:: What this task involves ::
The data is to be repeated exactly, with the images removed.

:: Data shown ::

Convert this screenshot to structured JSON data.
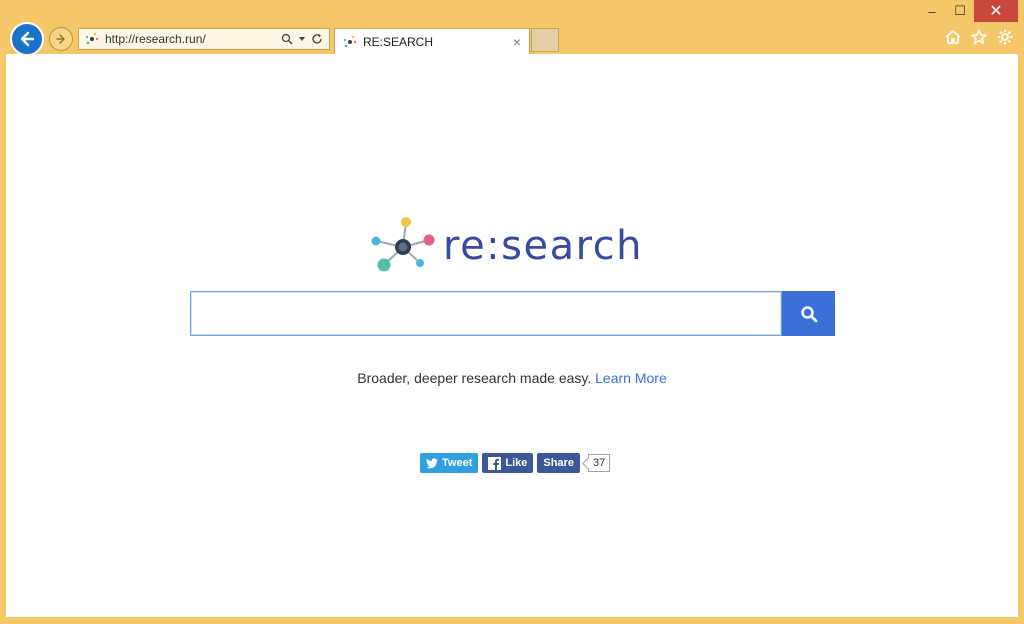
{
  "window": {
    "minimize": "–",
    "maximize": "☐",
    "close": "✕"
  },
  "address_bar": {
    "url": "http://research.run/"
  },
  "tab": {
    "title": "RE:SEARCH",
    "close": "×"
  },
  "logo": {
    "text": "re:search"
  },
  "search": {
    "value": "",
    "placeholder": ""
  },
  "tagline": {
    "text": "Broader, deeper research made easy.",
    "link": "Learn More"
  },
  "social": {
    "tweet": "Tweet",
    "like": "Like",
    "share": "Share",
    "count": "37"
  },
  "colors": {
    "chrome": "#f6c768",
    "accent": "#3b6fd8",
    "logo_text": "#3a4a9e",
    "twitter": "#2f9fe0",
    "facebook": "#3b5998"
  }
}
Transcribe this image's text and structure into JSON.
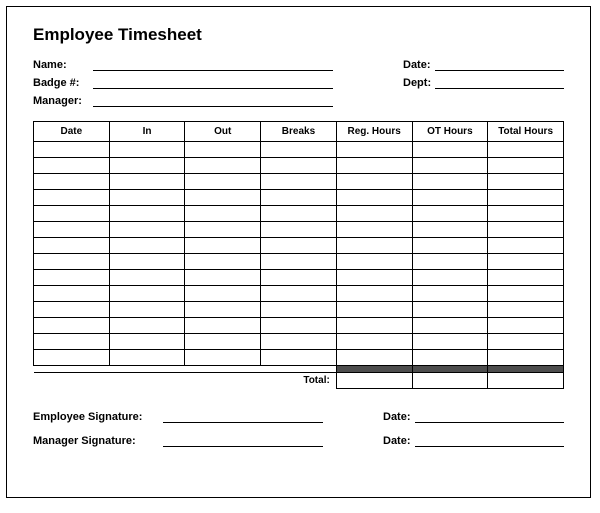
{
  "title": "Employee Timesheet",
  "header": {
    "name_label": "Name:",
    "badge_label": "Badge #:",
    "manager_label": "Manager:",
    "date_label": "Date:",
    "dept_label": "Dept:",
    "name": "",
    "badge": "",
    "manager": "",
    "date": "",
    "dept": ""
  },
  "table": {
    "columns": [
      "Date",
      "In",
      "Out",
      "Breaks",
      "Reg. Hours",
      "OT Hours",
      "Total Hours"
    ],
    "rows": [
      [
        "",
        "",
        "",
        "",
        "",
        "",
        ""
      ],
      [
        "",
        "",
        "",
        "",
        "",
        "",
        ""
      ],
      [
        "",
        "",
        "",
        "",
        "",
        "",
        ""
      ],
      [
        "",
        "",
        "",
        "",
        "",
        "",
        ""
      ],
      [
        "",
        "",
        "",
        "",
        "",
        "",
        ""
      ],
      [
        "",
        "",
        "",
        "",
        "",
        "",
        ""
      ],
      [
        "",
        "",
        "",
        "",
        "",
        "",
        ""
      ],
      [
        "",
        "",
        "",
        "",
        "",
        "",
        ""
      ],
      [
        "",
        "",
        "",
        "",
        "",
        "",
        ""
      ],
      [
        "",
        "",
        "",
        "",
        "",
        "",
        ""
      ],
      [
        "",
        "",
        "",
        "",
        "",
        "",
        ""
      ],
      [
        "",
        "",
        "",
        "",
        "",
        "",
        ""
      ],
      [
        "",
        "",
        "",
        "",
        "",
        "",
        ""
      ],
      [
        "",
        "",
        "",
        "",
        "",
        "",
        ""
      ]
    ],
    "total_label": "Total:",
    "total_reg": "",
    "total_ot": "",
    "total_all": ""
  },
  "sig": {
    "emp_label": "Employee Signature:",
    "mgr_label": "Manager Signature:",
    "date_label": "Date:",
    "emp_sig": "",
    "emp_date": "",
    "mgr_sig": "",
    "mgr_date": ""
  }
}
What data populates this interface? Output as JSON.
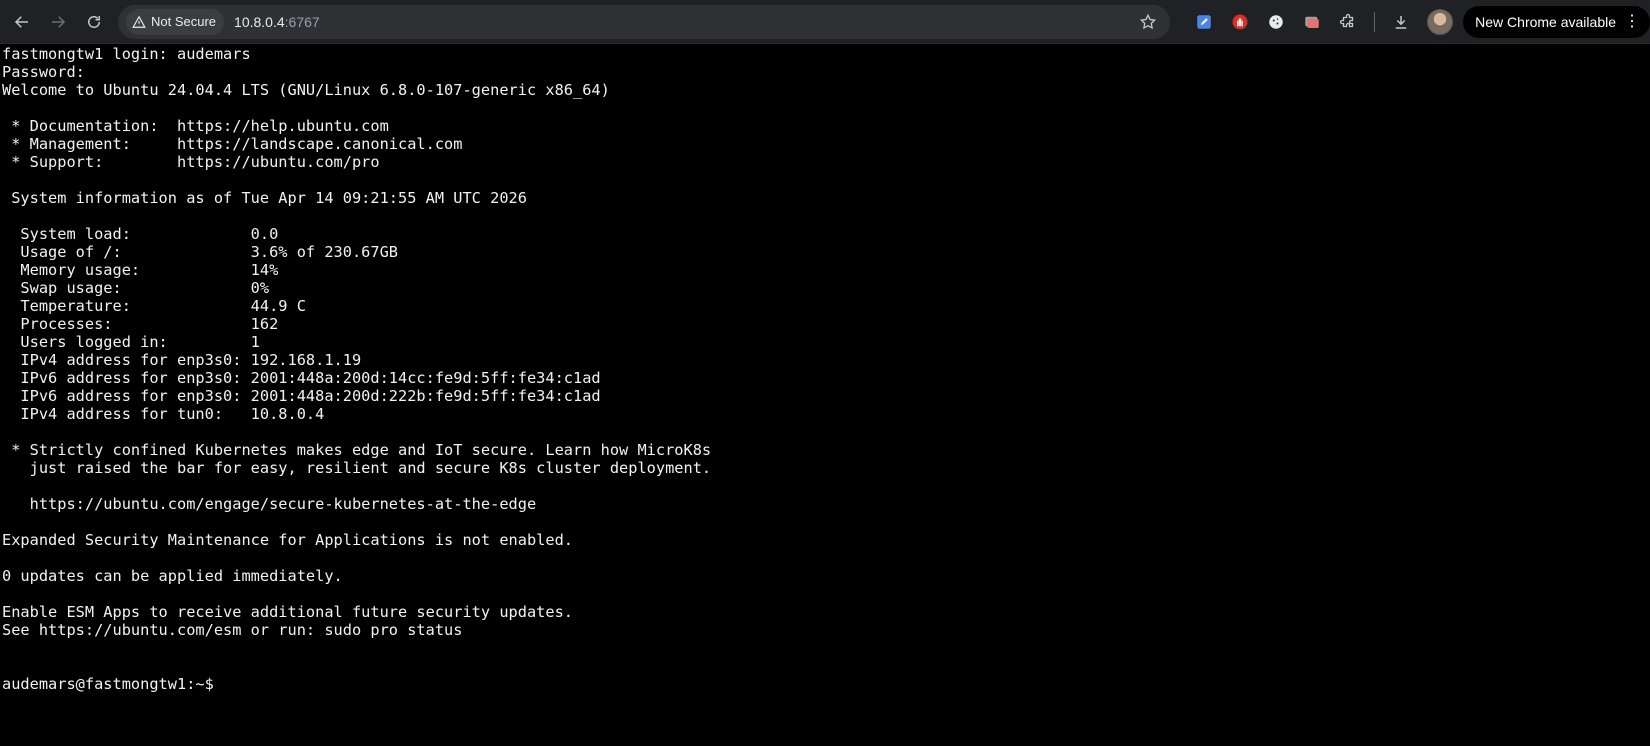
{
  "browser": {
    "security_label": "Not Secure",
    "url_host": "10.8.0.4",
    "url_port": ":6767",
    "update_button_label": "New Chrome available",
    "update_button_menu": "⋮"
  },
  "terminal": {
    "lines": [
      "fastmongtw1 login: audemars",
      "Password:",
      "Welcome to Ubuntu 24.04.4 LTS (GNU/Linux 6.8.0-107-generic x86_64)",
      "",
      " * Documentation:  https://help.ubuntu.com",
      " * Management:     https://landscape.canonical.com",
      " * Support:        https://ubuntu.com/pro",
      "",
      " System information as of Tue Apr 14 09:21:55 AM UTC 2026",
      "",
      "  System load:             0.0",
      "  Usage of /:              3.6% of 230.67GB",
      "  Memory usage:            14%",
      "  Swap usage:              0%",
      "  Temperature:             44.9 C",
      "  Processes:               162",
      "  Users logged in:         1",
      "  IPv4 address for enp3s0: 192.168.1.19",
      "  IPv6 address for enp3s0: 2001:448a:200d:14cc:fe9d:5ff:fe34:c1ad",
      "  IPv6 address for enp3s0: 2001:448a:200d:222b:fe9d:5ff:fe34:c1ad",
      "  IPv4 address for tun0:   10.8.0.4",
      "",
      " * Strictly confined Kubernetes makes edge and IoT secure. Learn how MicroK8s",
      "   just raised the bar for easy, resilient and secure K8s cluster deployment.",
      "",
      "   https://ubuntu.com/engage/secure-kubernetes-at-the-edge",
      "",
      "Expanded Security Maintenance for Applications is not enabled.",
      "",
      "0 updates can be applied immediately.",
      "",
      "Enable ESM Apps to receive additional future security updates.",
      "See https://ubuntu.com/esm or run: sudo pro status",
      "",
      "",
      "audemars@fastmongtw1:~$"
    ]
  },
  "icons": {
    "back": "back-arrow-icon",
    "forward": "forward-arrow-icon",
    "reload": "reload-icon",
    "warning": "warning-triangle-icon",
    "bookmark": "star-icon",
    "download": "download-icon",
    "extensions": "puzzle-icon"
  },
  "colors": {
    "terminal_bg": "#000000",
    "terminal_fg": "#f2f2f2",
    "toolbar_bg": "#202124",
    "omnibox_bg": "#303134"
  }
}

:: Result for this task ::
Convert this screenshot to structured JSON data.
{
  "window": {
    "minimize": "–",
    "maximize": "☐",
    "close": "✕"
  },
  "address_bar": {
    "url": "http://research.run/"
  },
  "tab": {
    "title": "RE:SEARCH",
    "close": "×"
  },
  "logo": {
    "text": "re:search"
  },
  "search": {
    "value": "",
    "placeholder": ""
  },
  "tagline": {
    "text": "Broader, deeper research made easy.",
    "link": "Learn More"
  },
  "social": {
    "tweet": "Tweet",
    "like": "Like",
    "share": "Share",
    "count": "37"
  },
  "colors": {
    "chrome": "#f6c768",
    "accent": "#3b6fd8",
    "logo_text": "#3a4a9e",
    "twitter": "#2f9fe0",
    "facebook": "#3b5998"
  }
}
Transcribe this image's text and structure into JSON.
{
  "title": "Employee Timesheet",
  "header": {
    "name_label": "Name:",
    "badge_label": "Badge #:",
    "manager_label": "Manager:",
    "date_label": "Date:",
    "dept_label": "Dept:",
    "name": "",
    "badge": "",
    "manager": "",
    "date": "",
    "dept": ""
  },
  "table": {
    "columns": [
      "Date",
      "In",
      "Out",
      "Breaks",
      "Reg. Hours",
      "OT Hours",
      "Total Hours"
    ],
    "rows": [
      [
        "",
        "",
        "",
        "",
        "",
        "",
        ""
      ],
      [
        "",
        "",
        "",
        "",
        "",
        "",
        ""
      ],
      [
        "",
        "",
        "",
        "",
        "",
        "",
        ""
      ],
      [
        "",
        "",
        "",
        "",
        "",
        "",
        ""
      ],
      [
        "",
        "",
        "",
        "",
        "",
        "",
        ""
      ],
      [
        "",
        "",
        "",
        "",
        "",
        "",
        ""
      ],
      [
        "",
        "",
        "",
        "",
        "",
        "",
        ""
      ],
      [
        "",
        "",
        "",
        "",
        "",
        "",
        ""
      ],
      [
        "",
        "",
        "",
        "",
        "",
        "",
        ""
      ],
      [
        "",
        "",
        "",
        "",
        "",
        "",
        ""
      ],
      [
        "",
        "",
        "",
        "",
        "",
        "",
        ""
      ],
      [
        "",
        "",
        "",
        "",
        "",
        "",
        ""
      ],
      [
        "",
        "",
        "",
        "",
        "",
        "",
        ""
      ],
      [
        "",
        "",
        "",
        "",
        "",
        "",
        ""
      ]
    ],
    "total_label": "Total:",
    "total_reg": "",
    "total_ot": "",
    "total_all": ""
  },
  "sig": {
    "emp_label": "Employee Signature:",
    "mgr_label": "Manager Signature:",
    "date_label": "Date:",
    "emp_sig": "",
    "emp_date": "",
    "mgr_sig": "",
    "mgr_date": ""
  }
}
What data populates this interface? Output as JSON.
{
  "browser": {
    "security_label": "Not Secure",
    "url_host": "10.8.0.4",
    "url_port": ":6767",
    "update_button_label": "New Chrome available",
    "update_button_menu": "⋮"
  },
  "terminal": {
    "lines": [
      "fastmongtw1 login: audemars",
      "Password:",
      "Welcome to Ubuntu 24.04.4 LTS (GNU/Linux 6.8.0-107-generic x86_64)",
      "",
      " * Documentation:  https://help.ubuntu.com",
      " * Management:     https://landscape.canonical.com",
      " * Support:        https://ubuntu.com/pro",
      "",
      " System information as of Tue Apr 14 09:21:55 AM UTC 2026",
      "",
      "  System load:             0.0",
      "  Usage of /:              3.6% of 230.67GB",
      "  Memory usage:            14%",
      "  Swap usage:              0%",
      "  Temperature:             44.9 C",
      "  Processes:               162",
      "  Users logged in:         1",
      "  IPv4 address for enp3s0: 192.168.1.19",
      "  IPv6 address for enp3s0: 2001:448a:200d:14cc:fe9d:5ff:fe34:c1ad",
      "  IPv6 address for enp3s0: 2001:448a:200d:222b:fe9d:5ff:fe34:c1ad",
      "  IPv4 address for tun0:   10.8.0.4",
      "",
      " * Strictly confined Kubernetes makes edge and IoT secure. Learn how MicroK8s",
      "   just raised the bar for easy, resilient and secure K8s cluster deployment.",
      "",
      "   https://ubuntu.com/engage/secure-kubernetes-at-the-edge",
      "",
      "Expanded Security Maintenance for Applications is not enabled.",
      "",
      "0 updates can be applied immediately.",
      "",
      "Enable ESM Apps to receive additional future security updates.",
      "See https://ubuntu.com/esm or run: sudo pro status",
      "",
      "",
      "audemars@fastmongtw1:~$"
    ]
  },
  "icons": {
    "back": "back-arrow-icon",
    "forward": "forward-arrow-icon",
    "reload": "reload-icon",
    "warning": "warning-triangle-icon",
    "bookmark": "star-icon",
    "download": "download-icon",
    "extensions": "puzzle-icon"
  },
  "colors": {
    "terminal_bg": "#000000",
    "terminal_fg": "#f2f2f2",
    "toolbar_bg": "#202124",
    "omnibox_bg": "#303134"
  }
}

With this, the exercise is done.